Austin Hill

Unemployment is rising.

Troops are deployed on two battle fields at once.

The nation's landmark "healthcare reform" law is so fabulous that American corporations are lining-up for the privilege of "opting out" of compliance with it. And there is international chatter of abandoning the dollar as a global currency.

So, if you're the President of the United States and you're presiding over all of this at once, what do you do?

If you're President Barack Obama, you rush out to speak to audiences of college students. And then you lecture the students about slavery, and the women's suffrage movement.The college crowd remains fairly "warm" to President Obama these days, even when other audiences are not. And while many Democrat political candidates are publicly shunning President Obama for fear that he's politically toxic, Governor Martin O'Malley welcomed the President into the state of Maryland last Thursday, only to have the President heckled by a student shouting "you're a liar." 

Thus it has been noteworthy to watch Barack Obama try to "fire up" a demographic that was significant to his election victory in 2008 - the "under thirty crowd" as the Obama gang calls it - and get them motivated to go out and vote again this November.
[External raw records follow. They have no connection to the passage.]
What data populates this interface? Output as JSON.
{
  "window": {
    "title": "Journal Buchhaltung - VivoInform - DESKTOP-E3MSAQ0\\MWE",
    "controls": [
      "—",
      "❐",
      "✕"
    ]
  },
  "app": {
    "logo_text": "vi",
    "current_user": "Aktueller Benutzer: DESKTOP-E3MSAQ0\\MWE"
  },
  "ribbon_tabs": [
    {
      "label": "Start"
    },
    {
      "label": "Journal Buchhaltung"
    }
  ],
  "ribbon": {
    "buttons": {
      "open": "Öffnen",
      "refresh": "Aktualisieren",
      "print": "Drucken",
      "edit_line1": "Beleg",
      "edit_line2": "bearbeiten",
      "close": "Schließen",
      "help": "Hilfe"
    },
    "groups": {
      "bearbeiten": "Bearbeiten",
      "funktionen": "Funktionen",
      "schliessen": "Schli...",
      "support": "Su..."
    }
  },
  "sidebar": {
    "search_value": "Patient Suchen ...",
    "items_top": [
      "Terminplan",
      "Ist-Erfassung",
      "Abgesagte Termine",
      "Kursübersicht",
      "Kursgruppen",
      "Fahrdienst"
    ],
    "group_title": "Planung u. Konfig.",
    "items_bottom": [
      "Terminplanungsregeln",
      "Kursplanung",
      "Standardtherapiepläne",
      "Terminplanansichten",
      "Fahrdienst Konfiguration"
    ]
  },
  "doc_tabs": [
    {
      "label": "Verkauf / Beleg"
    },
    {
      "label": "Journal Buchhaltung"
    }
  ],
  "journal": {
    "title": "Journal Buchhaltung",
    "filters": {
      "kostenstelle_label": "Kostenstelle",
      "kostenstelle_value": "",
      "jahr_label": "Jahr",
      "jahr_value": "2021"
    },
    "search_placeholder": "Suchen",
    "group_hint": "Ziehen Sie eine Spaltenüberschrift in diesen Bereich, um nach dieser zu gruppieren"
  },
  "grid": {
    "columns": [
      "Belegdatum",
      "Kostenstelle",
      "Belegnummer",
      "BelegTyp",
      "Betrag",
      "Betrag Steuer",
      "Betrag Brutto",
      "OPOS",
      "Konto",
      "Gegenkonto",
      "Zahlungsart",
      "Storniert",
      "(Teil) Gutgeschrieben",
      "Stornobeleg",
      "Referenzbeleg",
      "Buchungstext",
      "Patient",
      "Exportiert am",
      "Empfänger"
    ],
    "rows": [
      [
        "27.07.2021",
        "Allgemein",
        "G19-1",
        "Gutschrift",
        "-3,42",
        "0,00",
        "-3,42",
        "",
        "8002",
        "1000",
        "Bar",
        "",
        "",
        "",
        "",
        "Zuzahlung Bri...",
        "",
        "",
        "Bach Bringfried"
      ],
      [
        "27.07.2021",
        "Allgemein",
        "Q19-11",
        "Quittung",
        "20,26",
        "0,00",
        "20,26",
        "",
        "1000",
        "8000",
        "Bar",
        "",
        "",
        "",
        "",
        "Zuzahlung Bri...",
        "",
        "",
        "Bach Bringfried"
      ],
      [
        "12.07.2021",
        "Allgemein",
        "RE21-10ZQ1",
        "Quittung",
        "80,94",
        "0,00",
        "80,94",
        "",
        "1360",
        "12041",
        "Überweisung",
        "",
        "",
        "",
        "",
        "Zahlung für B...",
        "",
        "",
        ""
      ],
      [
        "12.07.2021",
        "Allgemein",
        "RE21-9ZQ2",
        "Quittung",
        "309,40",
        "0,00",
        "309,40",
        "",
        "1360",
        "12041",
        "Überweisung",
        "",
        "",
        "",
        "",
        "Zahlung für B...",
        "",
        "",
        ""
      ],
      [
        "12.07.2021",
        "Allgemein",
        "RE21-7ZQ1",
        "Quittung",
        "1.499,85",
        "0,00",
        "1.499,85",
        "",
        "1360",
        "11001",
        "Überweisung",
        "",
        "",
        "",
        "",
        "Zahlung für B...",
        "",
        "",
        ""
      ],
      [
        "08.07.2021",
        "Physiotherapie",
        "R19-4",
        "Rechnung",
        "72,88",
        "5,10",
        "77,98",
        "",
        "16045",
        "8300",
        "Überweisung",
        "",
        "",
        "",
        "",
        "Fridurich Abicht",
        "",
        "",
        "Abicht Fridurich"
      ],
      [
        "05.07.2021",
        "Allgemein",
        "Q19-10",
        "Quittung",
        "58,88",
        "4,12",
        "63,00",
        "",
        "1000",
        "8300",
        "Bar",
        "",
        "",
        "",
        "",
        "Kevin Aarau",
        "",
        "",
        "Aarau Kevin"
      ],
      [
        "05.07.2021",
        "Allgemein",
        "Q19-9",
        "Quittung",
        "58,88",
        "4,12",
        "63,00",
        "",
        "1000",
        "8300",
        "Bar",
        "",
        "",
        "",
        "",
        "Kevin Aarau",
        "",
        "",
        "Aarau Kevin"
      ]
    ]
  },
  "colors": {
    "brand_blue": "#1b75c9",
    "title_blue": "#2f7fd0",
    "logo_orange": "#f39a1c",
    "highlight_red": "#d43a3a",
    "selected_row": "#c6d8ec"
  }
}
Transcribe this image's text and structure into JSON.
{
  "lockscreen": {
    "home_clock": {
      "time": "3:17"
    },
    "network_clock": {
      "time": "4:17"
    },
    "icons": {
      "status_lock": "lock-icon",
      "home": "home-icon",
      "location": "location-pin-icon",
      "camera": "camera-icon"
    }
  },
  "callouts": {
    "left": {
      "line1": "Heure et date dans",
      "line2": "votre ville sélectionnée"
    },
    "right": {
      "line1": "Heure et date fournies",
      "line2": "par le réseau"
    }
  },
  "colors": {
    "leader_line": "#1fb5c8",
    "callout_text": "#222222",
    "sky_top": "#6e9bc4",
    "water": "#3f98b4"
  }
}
The response he's received at college campuses has been welcoming, although not as enthusiastic as two years ago. But the introduction of the "slavery" and "women's suffrage" themes have been intriguing, to say the least, and they warrant some careful analysis by those of us who live "off campus."

In one such speech, delivered at the University of Wisconsin in Madison, the President used the historic references as a prelude to a powerful "applause line." As he reverted to his "casual" speaking style, droppin' the "ing" sounds from the ends of words and such, he delivered the analogy this way:

"In every instance, progress took time. in every instance, progress took sacrifice. progress took faith.ya know.the slaves sittin' around the fire..singin' freedom songs.they weren't sure when slavery would end but they understood it was gonna..when women were out there marchin' for the right to vote.they weren't sure when it was gonna happen but they kept on goin'..when workers were organizing for the right to organize, and were bein' intimidated, they weren't sure when change was gonna come, but they knew it was gonna come, and I am tellin' you Wisconsin. we are bringin' about change, and progress is gonna come.but you gotta stick with me, ya can't lose heart."

So, just as the fight for freedom among the slaves and the quest for the right to vote among women both entailed very slow processes, so also is the quest for Obama-styled "progress." At least that seems to be the message from the President's Wisconsin speech.

This, of course, raises the question of just what is "progress," as Mr. Obama defines it. Is it a robust and thriving economy, or is it the confiscation of wealth from the "haves" and the re-distribution of that wealth to the "have-nots?" Is it more competitive, more affordable healthcare pricing, or is it 'government control" over who receives healthcare?

But never mind the questions about Obama's actual objectives. Consider what he is asking his audience to think, and to believe. He wants us to believe that , just as solutions to slavery and female oppression eventually "worked, " so also will his "big government solutions" to America's current problems work, if only we allow adequate time.

But here's where Mr. Obama's analogy goes horribly awry. The problems of slavery and the oppression of women were in no small part "caused" by government itself - and the process of eradicating our society of those egregious social ills did not begin with "government programs," but rather, from outside the halls of government.

Think about it - the United States Government, itself (including the U.S. Supreme Court) determined that black people were not "fully human," and thus could be bought and sold as property. Similarly, the denial of a woman's right to vote was also sanctioned and upheld by the government. Liberals like Barack Obama talk eloquently about how government brought about "reform" - and indeed, over time, government did clean up its act and change its ways. But the demand for "reform," the instigation of "reform," didn't begin in Congress or in the White House.

No, real "reform" came from outside the U.S. government, and from within America's "moral-cultural system" - which is to say that the demand for change emerged mostly from religious communities and private civic groups. All that "singin'" and "hopin'" that the President spoke about - it didn't come from Congress or the White House. Private citizens in the "private sector" led the charge on correcting these grave American injustices, and the U.S. government followed - not the other way around.

The private sector has saved us from big, bad government in the past, and it will do so again. And President Obama absolutely cannot save us from big government - nor can he save us from himself.


Austin Hill

Austin Hill is an Author, Consultant, and Host of "Austin Hill's Big World of Small Business," a syndicated talk show about small business ownership and entrepreneurship. He is Co-Author of the new release "The Virtues Of Capitalism: A Moral Case For Free Markets." , Author of "White House Confidential: The Little Book Of Weird Presidential History," and a frequent guest host for Washington, DC's 105.9 WMAL Talk Radio.